In the beginning of my career I had this idea that without suffering there is no art, and that’s not true. If this role had come to me three or four years ago I wouldn’t have been able to play it because I would have died with the pain—Reinaldo is someone who suffered a lot. And if you do that you’re dead as an actor, because then you are putting yourself in front of the character that you’re playing [not inhabiting the role]. That’s something I learned because of people like you and De Niro and Brando. I saw your work and said, “These guys make acting look easy, and it’s not.” But at the same time, it’s very simple—Just be.
You’re right. You’re great in this movie and yet you didn’t have to live Reinaldo’s life. But you did have to understand it. Your homework had to be complete.
I think homework is important. I work really hard preparing at home, in rehearsals, or wherever, in order to be free on the set.
I also think your selection of projects is really good.
Who was it that said a good career is made of the parts you refuse, not the ones you accept? Sometimes it’s not very easy to say no to a director. But if you don’t feel like you can do a specific part, you can’t waste your time. I want to be careful about what roles I take on, especially now, when there’s the possibility of a career in America opening up for me. I’m a Latin actor, though, and there aren’t that many good roles for us in Hollywood. Not that I see myself playing the typical Latin guy roles.
What else do you have coming up?
I just finished a film called The Dancer Upstairs with John Malkovich. I play a lawyer, an intellectual, not an emotional character. It’s a role that’s very far from Reinaldo, which was good. I do feel like it’s time to move into the big market, though. Spain has no film industry.
Hollywood wants to make movies that make money, and I always thought that wasn’t a bad idea because if you had anything to say and you could get it by [the studios] it meant that a lot of people would get to hear the story. Getting it by them is not necessarily so easy. It doesn’t mean the quality of what you’re doing has to change.
When I close my eyes and see all these opportunities opening up, I have to ask myself, “Are you really an ambitious guy, Javier?” The answer is I don’t see myself trying to do the best I can just to make money or become famous, because I don’t see myself living that kind of life.

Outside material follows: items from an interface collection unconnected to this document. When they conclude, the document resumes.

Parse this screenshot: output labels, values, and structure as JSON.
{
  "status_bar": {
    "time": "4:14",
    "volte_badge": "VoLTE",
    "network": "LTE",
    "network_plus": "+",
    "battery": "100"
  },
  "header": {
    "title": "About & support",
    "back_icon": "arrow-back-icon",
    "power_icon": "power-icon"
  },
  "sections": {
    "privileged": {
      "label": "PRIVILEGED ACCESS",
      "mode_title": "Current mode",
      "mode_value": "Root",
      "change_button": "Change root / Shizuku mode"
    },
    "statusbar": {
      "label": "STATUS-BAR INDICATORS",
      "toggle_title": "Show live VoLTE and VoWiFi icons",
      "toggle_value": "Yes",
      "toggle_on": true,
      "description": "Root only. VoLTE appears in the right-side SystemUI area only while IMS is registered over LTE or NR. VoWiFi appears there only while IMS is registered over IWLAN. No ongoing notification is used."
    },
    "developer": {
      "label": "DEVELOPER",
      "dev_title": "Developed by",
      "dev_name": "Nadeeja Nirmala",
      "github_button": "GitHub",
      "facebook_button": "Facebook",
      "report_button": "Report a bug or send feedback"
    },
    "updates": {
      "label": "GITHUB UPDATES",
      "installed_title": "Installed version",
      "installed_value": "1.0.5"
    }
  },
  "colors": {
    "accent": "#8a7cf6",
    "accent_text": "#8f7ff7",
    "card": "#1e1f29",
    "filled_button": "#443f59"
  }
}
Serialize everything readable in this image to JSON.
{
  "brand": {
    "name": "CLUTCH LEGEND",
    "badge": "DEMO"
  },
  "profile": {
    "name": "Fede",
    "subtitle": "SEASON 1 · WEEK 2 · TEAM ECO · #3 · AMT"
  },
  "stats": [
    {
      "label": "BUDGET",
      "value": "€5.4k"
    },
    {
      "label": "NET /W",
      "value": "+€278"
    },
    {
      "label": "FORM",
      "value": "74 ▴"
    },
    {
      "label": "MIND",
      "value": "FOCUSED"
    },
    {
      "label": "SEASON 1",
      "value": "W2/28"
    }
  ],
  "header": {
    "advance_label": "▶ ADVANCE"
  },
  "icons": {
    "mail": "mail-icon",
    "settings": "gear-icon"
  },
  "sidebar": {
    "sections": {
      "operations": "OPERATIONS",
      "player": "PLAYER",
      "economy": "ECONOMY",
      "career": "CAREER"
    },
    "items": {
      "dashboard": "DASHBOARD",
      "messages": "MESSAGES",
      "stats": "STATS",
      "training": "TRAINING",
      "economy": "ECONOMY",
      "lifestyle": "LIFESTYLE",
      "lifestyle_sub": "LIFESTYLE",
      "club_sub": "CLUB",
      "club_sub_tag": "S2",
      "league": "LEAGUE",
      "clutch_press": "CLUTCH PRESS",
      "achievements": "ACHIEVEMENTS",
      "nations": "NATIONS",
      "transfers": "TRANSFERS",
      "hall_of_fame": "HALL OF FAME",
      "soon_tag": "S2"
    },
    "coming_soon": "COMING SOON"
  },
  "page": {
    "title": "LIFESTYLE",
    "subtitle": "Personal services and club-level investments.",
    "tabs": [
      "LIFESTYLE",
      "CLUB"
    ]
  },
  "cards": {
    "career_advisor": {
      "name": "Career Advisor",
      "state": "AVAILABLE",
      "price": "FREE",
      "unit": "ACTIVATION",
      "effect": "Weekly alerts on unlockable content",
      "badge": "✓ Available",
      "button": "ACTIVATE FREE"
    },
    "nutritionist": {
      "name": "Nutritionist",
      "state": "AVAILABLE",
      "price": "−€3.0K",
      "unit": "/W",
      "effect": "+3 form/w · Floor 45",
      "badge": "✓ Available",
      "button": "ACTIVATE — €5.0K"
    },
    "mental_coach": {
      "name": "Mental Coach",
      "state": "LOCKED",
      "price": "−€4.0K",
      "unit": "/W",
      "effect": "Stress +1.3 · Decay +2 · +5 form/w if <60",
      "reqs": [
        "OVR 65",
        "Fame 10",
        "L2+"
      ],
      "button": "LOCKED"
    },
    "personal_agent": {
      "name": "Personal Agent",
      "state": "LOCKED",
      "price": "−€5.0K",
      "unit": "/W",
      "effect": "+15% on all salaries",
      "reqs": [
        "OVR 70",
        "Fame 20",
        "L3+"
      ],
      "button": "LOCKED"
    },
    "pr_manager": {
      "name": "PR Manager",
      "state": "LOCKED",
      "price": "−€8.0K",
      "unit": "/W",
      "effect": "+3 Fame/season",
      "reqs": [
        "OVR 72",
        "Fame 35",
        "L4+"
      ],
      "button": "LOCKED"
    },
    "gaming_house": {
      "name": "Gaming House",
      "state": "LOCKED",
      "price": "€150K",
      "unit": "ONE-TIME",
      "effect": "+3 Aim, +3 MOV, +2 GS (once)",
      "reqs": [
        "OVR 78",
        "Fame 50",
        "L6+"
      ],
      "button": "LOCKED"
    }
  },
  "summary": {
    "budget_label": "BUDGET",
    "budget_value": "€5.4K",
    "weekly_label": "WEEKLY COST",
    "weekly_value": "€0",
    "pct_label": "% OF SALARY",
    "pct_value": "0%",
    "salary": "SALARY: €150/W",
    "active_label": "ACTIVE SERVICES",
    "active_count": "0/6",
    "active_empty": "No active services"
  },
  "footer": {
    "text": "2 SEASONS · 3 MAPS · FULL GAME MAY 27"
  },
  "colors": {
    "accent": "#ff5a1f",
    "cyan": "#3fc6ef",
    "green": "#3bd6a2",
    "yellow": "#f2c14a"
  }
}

I have already experienced a little of that in Spain, and the fact is it wasn’t great for my work.
Exactly. It can destroy it.
So it’s a contradiction, because on one side you want people to know you and your work, but on the other . . .

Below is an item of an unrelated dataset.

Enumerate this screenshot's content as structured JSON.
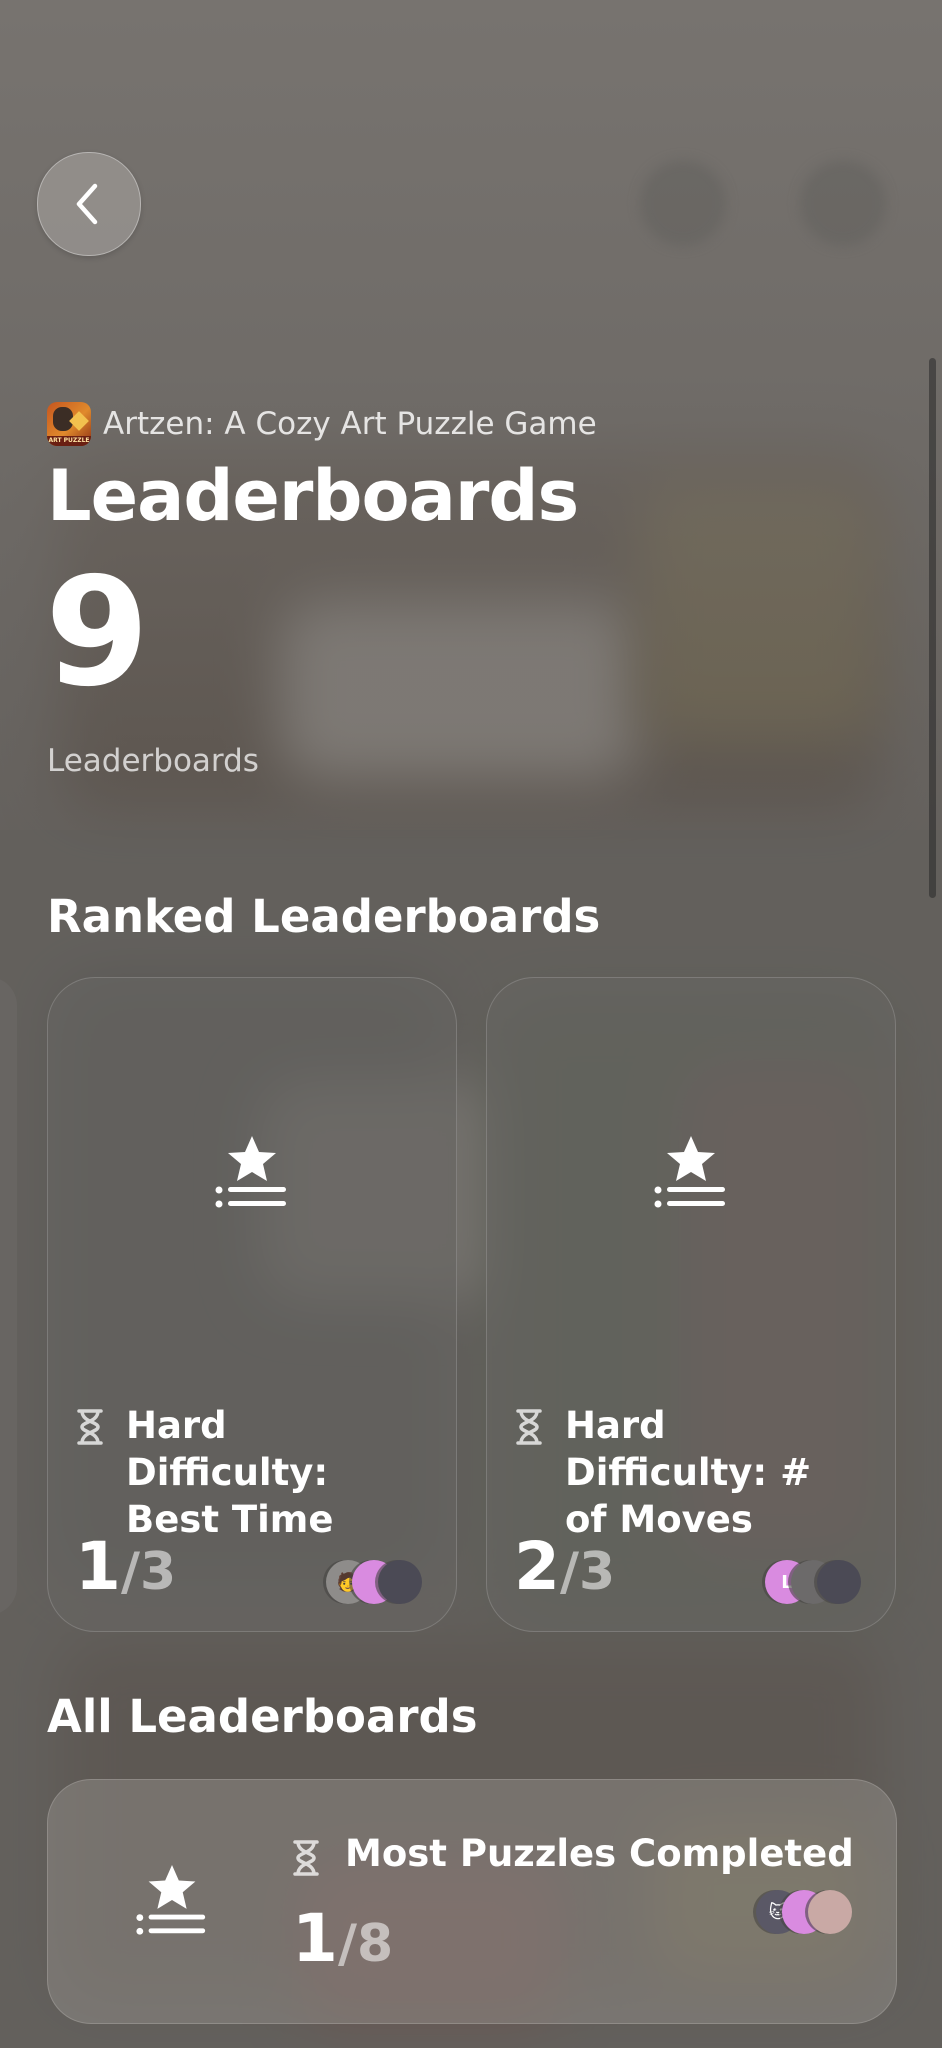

. . . You want to be able to disappear and just be a person. But, you know, there are people that handle this pretty well, like Brando, or Jack Nicholson.
Another part of fame is that people don’t always approach you with respect, sometimes they just want to break your nose. Nine years ago, I was in a disco in Spain and this guy comes up to me and says, “Are you Javier Bardem?” I said, “Yes,” and without saying another word he punched me in the face and broke my nose.

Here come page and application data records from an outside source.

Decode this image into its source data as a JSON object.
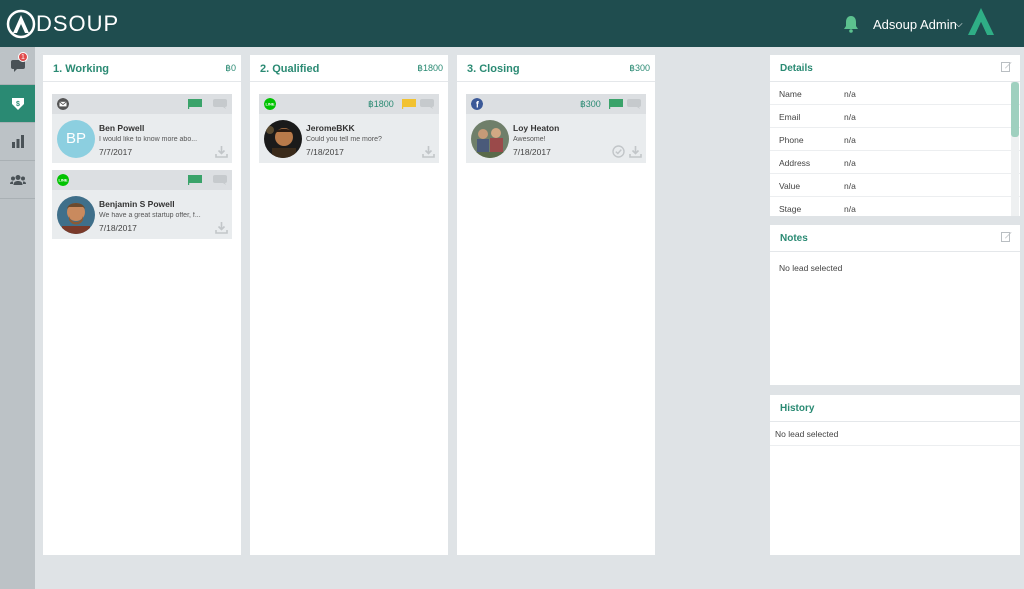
{
  "header": {
    "logo_text": "DSOUP",
    "user_name": "Adsoup Admin",
    "user_chevron": "⌵"
  },
  "nav": {
    "chat_badge": "1",
    "items": [
      {
        "name": "chat",
        "icon": "chat-icon"
      },
      {
        "name": "sales",
        "icon": "money-tag-icon",
        "active": true
      },
      {
        "name": "reports",
        "icon": "bar-chart-icon"
      },
      {
        "name": "contacts",
        "icon": "users-icon"
      }
    ]
  },
  "columns": [
    {
      "title": "1. Working",
      "total": "฿0",
      "cards": [
        {
          "source": "email",
          "initials": "BP",
          "name": "Ben Powell",
          "message": "I would like to know more abo...",
          "date": "7/7/2017",
          "flag": "green"
        },
        {
          "source": "line",
          "name": "Benjamin S Powell",
          "message": "We have a great startup offer, f...",
          "date": "7/18/2017",
          "flag": "green"
        }
      ]
    },
    {
      "title": "2. Qualified",
      "total": "฿1800",
      "cards": [
        {
          "source": "line",
          "amount": "฿1800",
          "name": "JeromeBKK",
          "message": "Could you tell me more?",
          "date": "7/18/2017",
          "flag": "yellow"
        }
      ]
    },
    {
      "title": "3. Closing",
      "total": "฿300",
      "cards": [
        {
          "source": "facebook",
          "amount": "฿300",
          "name": "Loy Heaton",
          "message": "Awesome!",
          "date": "7/18/2017",
          "flag": "green"
        }
      ]
    }
  ],
  "details": {
    "title": "Details",
    "rows": [
      {
        "label": "Name",
        "value": "n/a"
      },
      {
        "label": "Email",
        "value": "n/a"
      },
      {
        "label": "Phone",
        "value": "n/a"
      },
      {
        "label": "Address",
        "value": "n/a"
      },
      {
        "label": "Value",
        "value": "n/a"
      },
      {
        "label": "Stage",
        "value": "n/a"
      }
    ]
  },
  "notes": {
    "title": "Notes",
    "empty": "No lead selected"
  },
  "history": {
    "title": "History",
    "empty": "No lead selected"
  },
  "colors": {
    "accent": "#2a8a73",
    "header": "#1f4d4f",
    "flag_green": "#3aa36a",
    "flag_yellow": "#f2c230"
  }
}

I remember Stewart Stern, who wrote Rebel Without a Cause , went to India with Marlon Brando to research The Ugly American , and there was this giant crowd of people with flowers and they were all calling “Marlon, Marlon, Marlon,” you know. And Brando didn’t want to go out there, and Stern said, “Look, they’re all full of flowers and love.” And Brando said, “Yeah, but that could change in a second.” But just remember this—it’s only in the last century that that’s happened. In the 1800s actors were eating with the animals in the barn. They weren’t allowed in the house. So we’ve come a long way, baby.